Lapsus$, a hacker gang that claims to have hacked Nvidia, Samsung, and other companies, said this week that it has also attacked Microsoft. In an archive containing roughly 37GB of data, the group claimed to have found a file containing partial source code for Bing and Cortana.
After an investigation, Microsoft revealed that the gang known as DEV-0537 had hacked “a single account” and stolen pieces of source code for some of its products on Tuesday evening. Microsoft investigators have been investigating the Lapsus$ gang for weeks, according to a blog post on its security site, and reveals some of the ways they’ve used to corrupt victims’ PCs.
“The goal of DEV-0537 attackers is to achieve elevated access through stolen credentials that allow data theft and damaging assaults against a targeted company, typically culminating in extortion,” according to the Microsoft Threat Intelligence Center (MSTIC). This is a cybercriminal actor driven by theft and damage, according to tactics and aims.”
Microsoft claims that the disclosed code isn’t serious enough to put users at danger, and that its reaction teams were able to stop the hackers in the middle of their attack.
If its boasts are to be accepted, Lapsus$ has been on a tear recently. According to the organization, it has data from Okta, Samsung, and Ubisoft, as well as Nvidia and Microsoft. While firms such as Samsung and Nvidia have confessed that their data was taken, Okta has denied that the organization has access to their authentication service, asserting that “the Okta service has not been compromised and remains fully functioning.”
This isn’t the first time Microsoft has stated that it expects attackers to have access to its source code; it did so following the Solarwinds assault. According to Lapsus$, it only received around 45 percent of the code for Bing and Cortana, and about 90 percent for Bing Maps. Even if Microsoft was concerned about its source code disclosing flaws, the latter appears to be a less lucrative target than the other two.

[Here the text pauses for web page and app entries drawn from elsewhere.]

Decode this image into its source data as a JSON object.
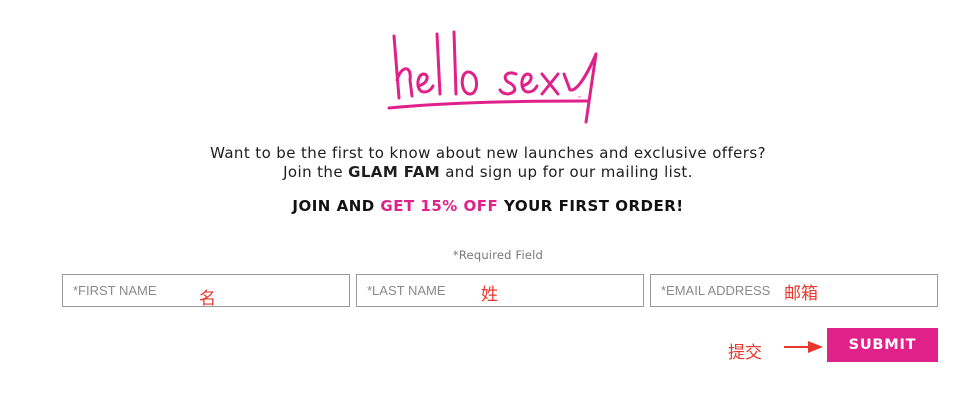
{
  "brand": {
    "logo_text": "hello sexy",
    "accent_color": "#e0218a"
  },
  "intro": {
    "line1": "Want to be the first to know about new launches and exclusive offers?",
    "line2_pre": "Join the ",
    "line2_bold": "GLAM FAM",
    "line2_post": " and sign up for our mailing list."
  },
  "promo": {
    "pre": "JOIN AND ",
    "highlight": "GET 15% OFF",
    "post": " YOUR FIRST ORDER!"
  },
  "form": {
    "required_note": "*Required Field",
    "first_name": {
      "placeholder": "*FIRST NAME",
      "annotation": "名"
    },
    "last_name": {
      "placeholder": "*LAST NAME",
      "annotation": "姓"
    },
    "email": {
      "placeholder": "*EMAIL ADDRESS",
      "annotation": "邮箱"
    },
    "submit_label": "SUBMIT",
    "submit_annotation": "提交"
  },
  "annotation_color": "#e8372d",
  "icons": {
    "annotation_arrow": "arrow-right-icon"
  }
}
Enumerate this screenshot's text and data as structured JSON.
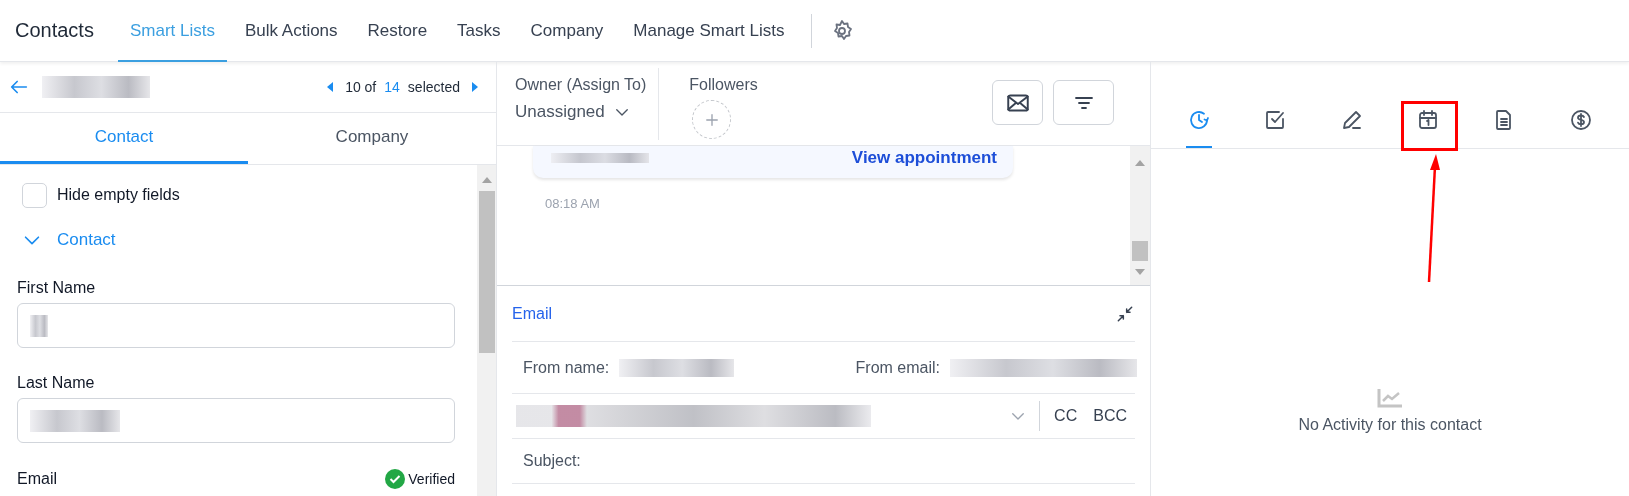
{
  "header": {
    "title": "Contacts",
    "nav": [
      {
        "label": "Smart Lists",
        "selected": true
      },
      {
        "label": "Bulk Actions",
        "selected": false
      },
      {
        "label": "Restore",
        "selected": false
      },
      {
        "label": "Tasks",
        "selected": false
      },
      {
        "label": "Company",
        "selected": false
      },
      {
        "label": "Manage Smart Lists",
        "selected": false
      }
    ]
  },
  "contact_panel": {
    "pager": {
      "position": "10 of",
      "total": "14",
      "suffix": "selected"
    },
    "tabs": [
      {
        "label": "Contact",
        "selected": true
      },
      {
        "label": "Company",
        "selected": false
      }
    ],
    "hide_empty": {
      "label": "Hide empty fields",
      "checked": false
    },
    "section": {
      "label": "Contact",
      "expanded": true
    },
    "fields": [
      {
        "label": "First Name"
      },
      {
        "label": "Last Name"
      },
      {
        "label": "Email",
        "badge": "Verified"
      }
    ]
  },
  "conversation": {
    "owner": {
      "label": "Owner (Assign To)",
      "value": "Unassigned"
    },
    "followers": {
      "label": "Followers"
    },
    "appointment_link": "View appointment",
    "time": "08:18 AM",
    "composer": {
      "title": "Email",
      "from_name": "From name:",
      "from_email": "From email:",
      "cc": "CC",
      "bcc": "BCC",
      "subject": "Subject:"
    }
  },
  "activity": {
    "tabs": [
      {
        "kind": "history",
        "selected": true,
        "highlighted": false
      },
      {
        "kind": "task",
        "selected": false,
        "highlighted": false
      },
      {
        "kind": "note",
        "selected": false,
        "highlighted": false
      },
      {
        "kind": "calendar",
        "selected": false,
        "highlighted": true
      },
      {
        "kind": "document",
        "selected": false,
        "highlighted": false
      },
      {
        "kind": "payment",
        "selected": false,
        "highlighted": false
      }
    ],
    "empty": "No Activity for this contact"
  }
}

Microsoft outlines a number of steps that other organizations can take to improve their security in its blog post, including requiring multifactor authentication, not using “weak” multifactor authentication methods like text messages or secondary email, educating team members about the potential for social engineering attacks, and developing processes for potential Lapsus$ attacks. Microsoft also stated that it will continue to monitor Lapsus$ and any assaults it may carry out against Microsoft customers.